→ TRY IT: Where the string "fraction" appears in a line of the data, show that line.

→ DATA SHOWN:

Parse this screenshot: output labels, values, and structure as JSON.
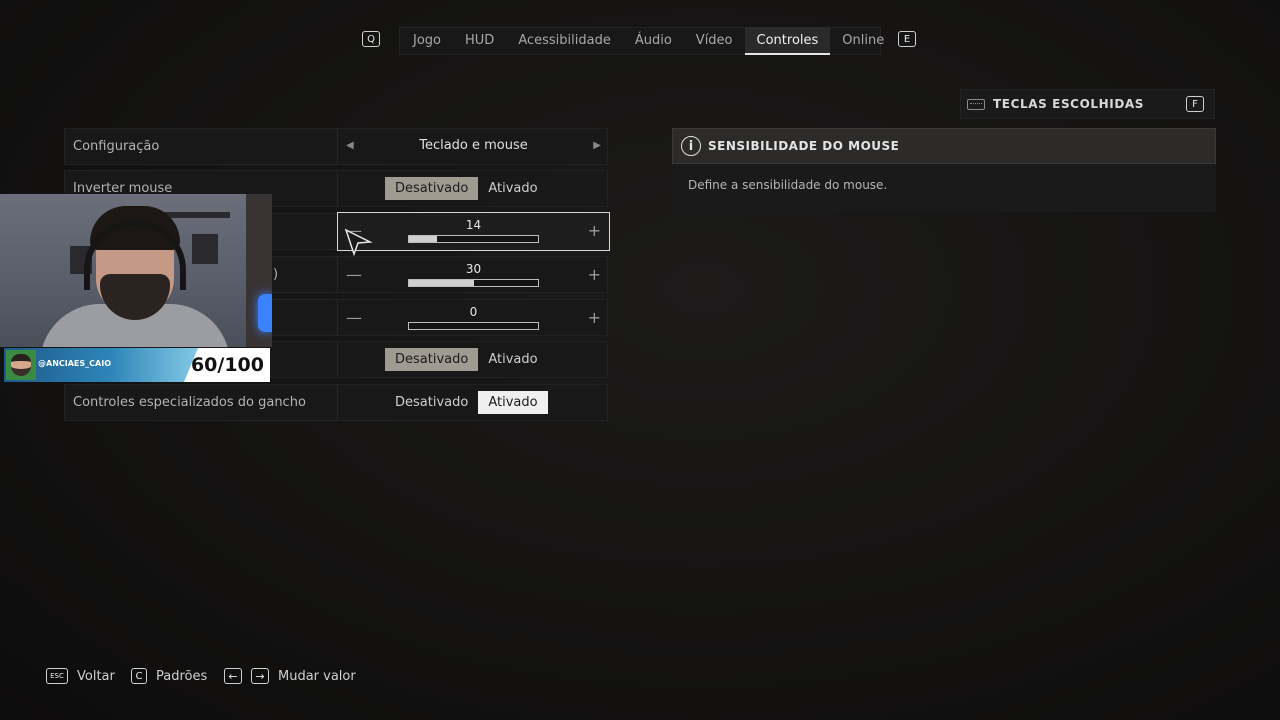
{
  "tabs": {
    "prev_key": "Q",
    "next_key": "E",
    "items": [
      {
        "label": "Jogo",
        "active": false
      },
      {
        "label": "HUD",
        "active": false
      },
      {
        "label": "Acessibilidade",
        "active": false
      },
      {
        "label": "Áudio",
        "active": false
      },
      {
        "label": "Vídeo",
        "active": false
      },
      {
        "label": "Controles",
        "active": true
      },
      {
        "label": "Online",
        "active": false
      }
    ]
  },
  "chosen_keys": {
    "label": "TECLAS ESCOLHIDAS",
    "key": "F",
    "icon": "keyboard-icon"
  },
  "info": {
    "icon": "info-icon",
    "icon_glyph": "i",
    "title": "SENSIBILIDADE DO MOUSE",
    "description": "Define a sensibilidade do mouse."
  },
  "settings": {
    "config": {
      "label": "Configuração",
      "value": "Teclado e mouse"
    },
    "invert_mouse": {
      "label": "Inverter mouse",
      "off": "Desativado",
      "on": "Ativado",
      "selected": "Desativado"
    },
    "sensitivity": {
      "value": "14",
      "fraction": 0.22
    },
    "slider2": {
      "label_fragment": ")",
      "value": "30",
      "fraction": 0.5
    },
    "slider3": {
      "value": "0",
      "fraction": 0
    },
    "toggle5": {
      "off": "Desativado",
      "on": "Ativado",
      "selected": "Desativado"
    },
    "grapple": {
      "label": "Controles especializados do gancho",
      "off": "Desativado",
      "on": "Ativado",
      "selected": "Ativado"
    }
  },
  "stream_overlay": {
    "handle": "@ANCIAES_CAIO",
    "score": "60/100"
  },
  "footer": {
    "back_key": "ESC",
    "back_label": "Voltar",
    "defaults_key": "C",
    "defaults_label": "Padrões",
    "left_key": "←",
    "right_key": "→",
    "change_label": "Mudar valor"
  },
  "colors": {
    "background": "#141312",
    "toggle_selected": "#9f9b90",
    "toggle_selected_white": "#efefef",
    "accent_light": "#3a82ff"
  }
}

→ YOUR SOLUTION:
      "fraction": 0.22
      "fraction": 0.5
      "fraction": 0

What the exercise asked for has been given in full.